Based on a December 6, 2012 statement made by the executive director of the HSR Authority to a Fresno Bee reporter, it seems that all five pre-qualified design-build construction consortiums have negotiated or agreed to negotiate a Project Labor Agreement with the State Building and Construction Trades Council of California (an umbrella lobbying group for construction unions) for construction trades work on the first segment of the High-Speed Rail project.
Section 7.11.3 of the Request for Proposal for Design-Build Services for the first segment of the California High-Speed Rail project states that “Proposers are advised that, subject to FRA [Federal Railroad Administration] approval, the Authority intends to develop a Community Benefits Agreement consistent with the Community Benefits Policy adopted by the CHSRA [California High-Speed Rail Authority] Board at its December 6, 2012 meeting with which the Contractor will be required to comply.”

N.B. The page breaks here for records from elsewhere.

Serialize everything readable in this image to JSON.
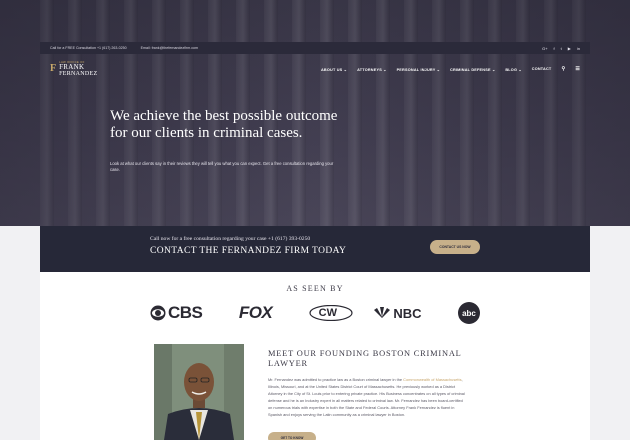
{
  "topbar": {
    "phone": "Call for a FREE Consultation +1 (617) 263-0250",
    "email": "Email: frank@thefernandezfirm.com",
    "social": [
      "G+",
      "f",
      "t",
      "▶",
      "in"
    ]
  },
  "logo": {
    "small": "LAW OFFICE OF",
    "name_line1": "FRANK",
    "name_line2": "FERNANDEZ",
    "suffix": "LLC"
  },
  "nav": {
    "items": [
      "ABOUT US ⌄",
      "ATTORNEYS ⌄",
      "PERSONAL INJURY ⌄",
      "CRIMINAL DEFENSE ⌄",
      "BLOG ⌄",
      "CONTACT"
    ]
  },
  "hero": {
    "title": "We achieve the best possible outcome for our clients in criminal cases.",
    "subtitle": "Look at what our clients say in their reviews they will tell you what you can expect. Get a free consultation regarding your case."
  },
  "cta": {
    "small": "Call now for a free consultation regarding your case +1 (617) 393-0250",
    "big": "CONTACT THE FERNANDEZ FIRM TODAY",
    "button": "CONTACT US NOW"
  },
  "as_seen_by": {
    "title": "AS SEEN BY",
    "logos": [
      "CBS",
      "FOX",
      "CW",
      "NBC",
      "abc"
    ]
  },
  "about": {
    "title": "MEET OUR FOUNDING BOSTON CRIMINAL LAWYER",
    "body_part1": "Mr. Fernandez was admitted to practice law as a Boston criminal lawyer in the ",
    "body_link": "Commonwealth of Massachusetts",
    "body_part2": ", Illinois, Missouri, and at the United States District Court of Massachusetts. He previously worked as a District Attorney in the City of St. Louis prior to entering private practice. His Business concentrates on all types of criminal defense and he is an Industry expert in all matters related to criminal law. Mr. Fernandez has been board-certified on numerous trials with expertise in both the State and Federal Courts. Attorney Frank Fernandez is fluent in Spanish and enjoys serving the Latin community as a criminal lawyer in Boston.",
    "button": "GET TO KNOW"
  }
}
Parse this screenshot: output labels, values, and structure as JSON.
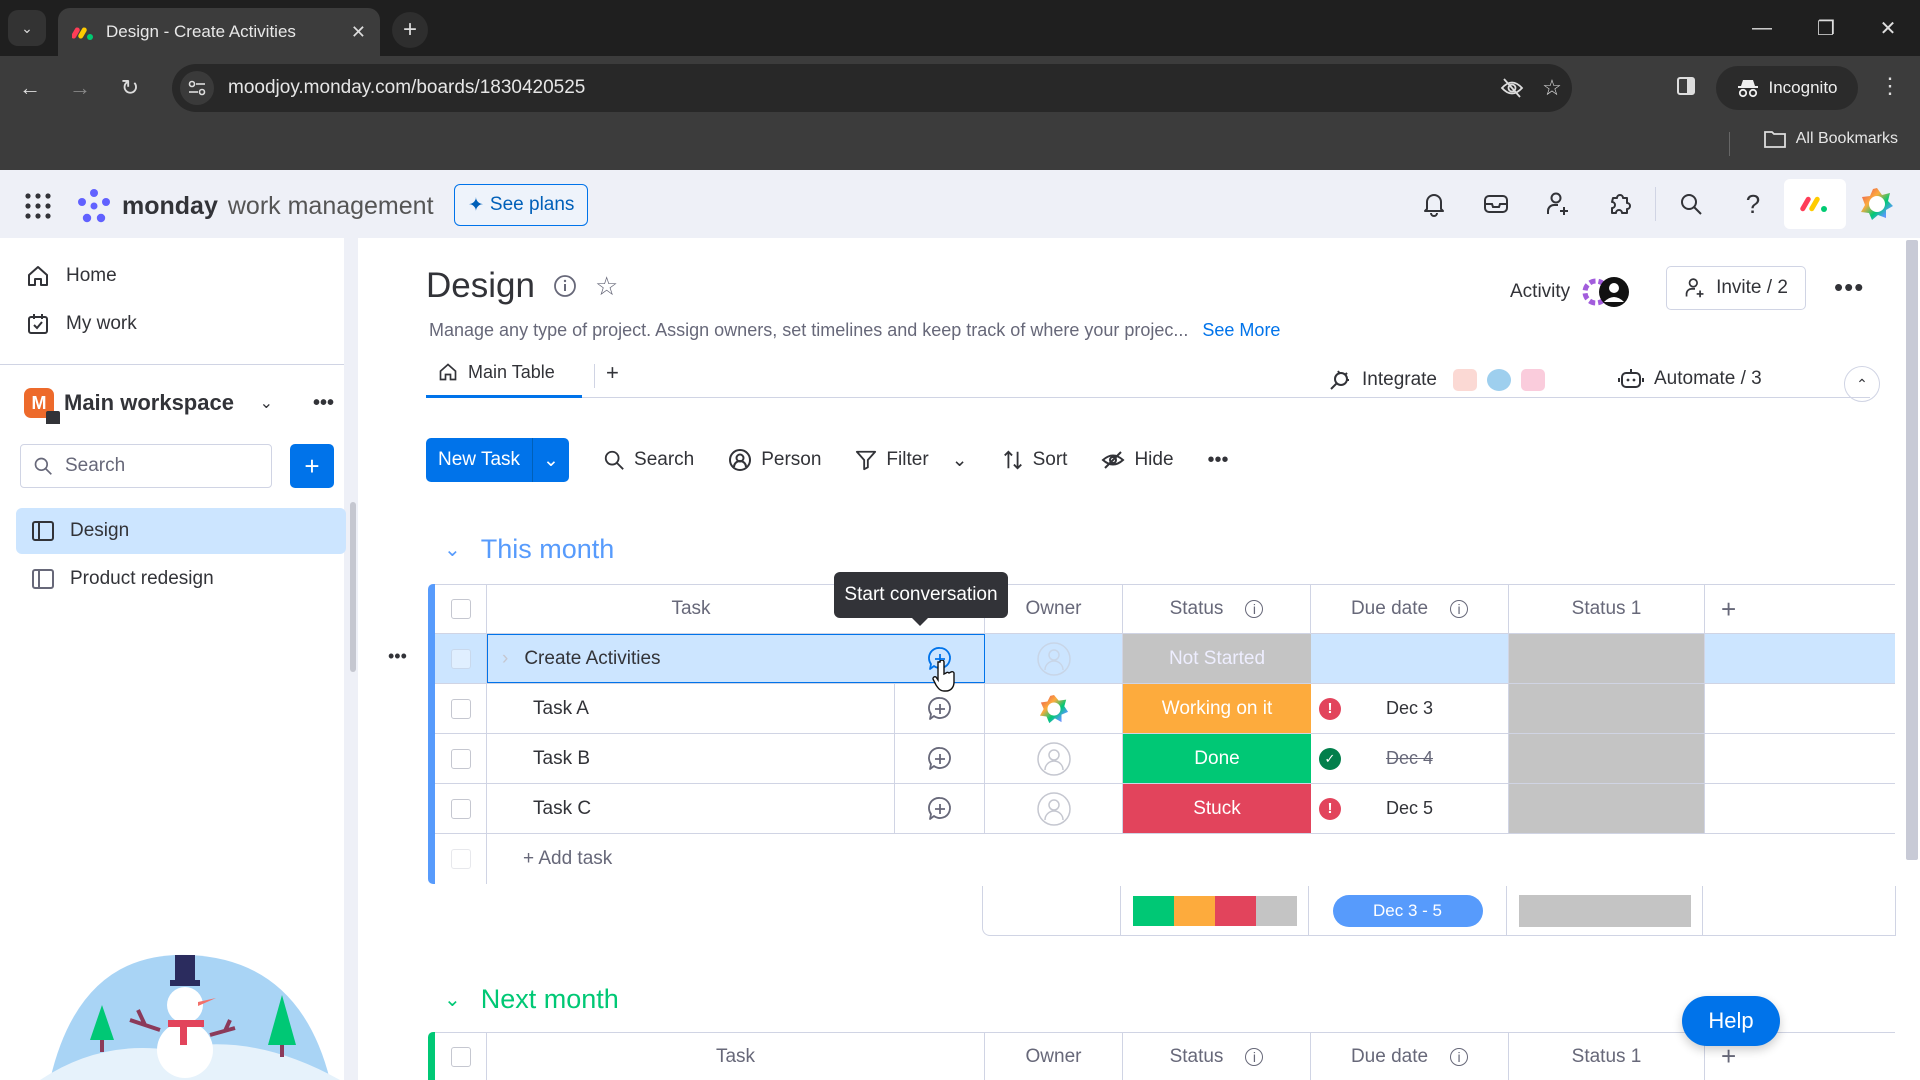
{
  "browser": {
    "tab_title": "Design - Create Activities",
    "url": "moodjoy.monday.com/boards/1830420525",
    "incognito_label": "Incognito",
    "bookmarks_label": "All Bookmarks"
  },
  "app": {
    "brand_bold": "monday",
    "brand_light": "work management",
    "see_plans": "See plans",
    "header_icons": [
      "bell-icon",
      "inbox-icon",
      "invite-members-icon",
      "apps-icon",
      "search-icon",
      "help-icon"
    ]
  },
  "sidebar": {
    "nav": [
      {
        "label": "Home",
        "icon": "home-icon"
      },
      {
        "label": "My work",
        "icon": "calendar-check-icon"
      }
    ],
    "workspace": {
      "badge": "M",
      "name": "Main workspace"
    },
    "search_placeholder": "Search",
    "boards": [
      {
        "label": "Design",
        "selected": true
      },
      {
        "label": "Product redesign",
        "selected": false
      }
    ]
  },
  "board": {
    "title": "Design",
    "description": "Manage any type of project. Assign owners, set timelines and keep track of where your projec...",
    "see_more": "See More",
    "activity_label": "Activity",
    "invite_label": "Invite / 2",
    "tabs": [
      {
        "label": "Main Table",
        "active": true
      }
    ],
    "integrate_label": "Integrate",
    "automate_label": "Automate / 3",
    "actions": {
      "new_task": "New Task",
      "search": "Search",
      "person": "Person",
      "filter": "Filter",
      "sort": "Sort",
      "hide": "Hide"
    },
    "columns": {
      "task": "Task",
      "owner": "Owner",
      "status": "Status",
      "due_date": "Due date",
      "status1": "Status 1"
    },
    "tooltip": "Start conversation",
    "groups": [
      {
        "name": "This month",
        "color": "#579bfc",
        "rows": [
          {
            "task": "Create Activities",
            "owner": "empty",
            "status": "Not Started",
            "status_color": "#c4c4c4",
            "due": "",
            "due_flag": "",
            "selected": true
          },
          {
            "task": "Task A",
            "owner": "avatar",
            "status": "Working on it",
            "status_color": "#fdab3d",
            "due": "Dec 3",
            "due_flag": "overdue",
            "selected": false
          },
          {
            "task": "Task B",
            "owner": "empty",
            "status": "Done",
            "status_color": "#00c875",
            "due": "Dec 4",
            "due_flag": "done",
            "selected": false
          },
          {
            "task": "Task C",
            "owner": "empty",
            "status": "Stuck",
            "status_color": "#e2445c",
            "due": "Dec 5",
            "due_flag": "overdue",
            "selected": false
          }
        ],
        "add_task": "+ Add task",
        "summary": {
          "status_distribution": [
            {
              "status": "Done",
              "color": "#00c875",
              "share": 0.25
            },
            {
              "status": "Working on it",
              "color": "#fdab3d",
              "share": 0.25
            },
            {
              "status": "Stuck",
              "color": "#e2445c",
              "share": 0.25
            },
            {
              "status": "Not Started",
              "color": "#c4c4c4",
              "share": 0.25
            }
          ],
          "date_range": "Dec 3 - 5"
        }
      },
      {
        "name": "Next month",
        "color": "#00c875"
      }
    ]
  },
  "help_label": "Help"
}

And Section 10.1 of the Request for Proposal states that “The Authority [that is, the California High-Speed Rail Authority CEO Jeff Morales] will not make a recommendation for award of the Contract [to the California High-Speed Rail Authority Board of Directors] unless the successful selected Proposer has submitted the following: Escrowed Proposal Documents and corrected any deficiencies identified by the examination of the EPDs, and A letter of assent executed by the Proposer agreeing to be bound by the Community Benefits Agreement.” This indicates a government-mandated Project Labor Agreement!
In fact, a “draft” Project Labor Agreement is included as Addendum 8 in the High Speed Rail Authority’s bid documents for the Request for Proposal. This indicates that bidders that declare their intention to sign a Project Labor Agreement will boost their scores for “community benefit” in the somewhat-subjective best value procurement criteria.
Where this especially matters in terms of cost to taxpayers is the construction of the building structures, such as the stations in Merced and Fresno.
A 2011 study done by the National University System Institute for Policy Research determined that construction projects for which California school districts required contractors to sign Project Labor Agreements with unions were 13-15% higher in final cost than similar California school construction projects built under fair and open competition. This matches anecdotal evidence collected over the past 15 years on California construction projects with government-mandated Project Labor Agreements.
Why are costs higher? The union provisions included in Project Labor Agreements discourage non-union contractors from bidding. As expected, the resulting reduction in bid competition results in higher costs.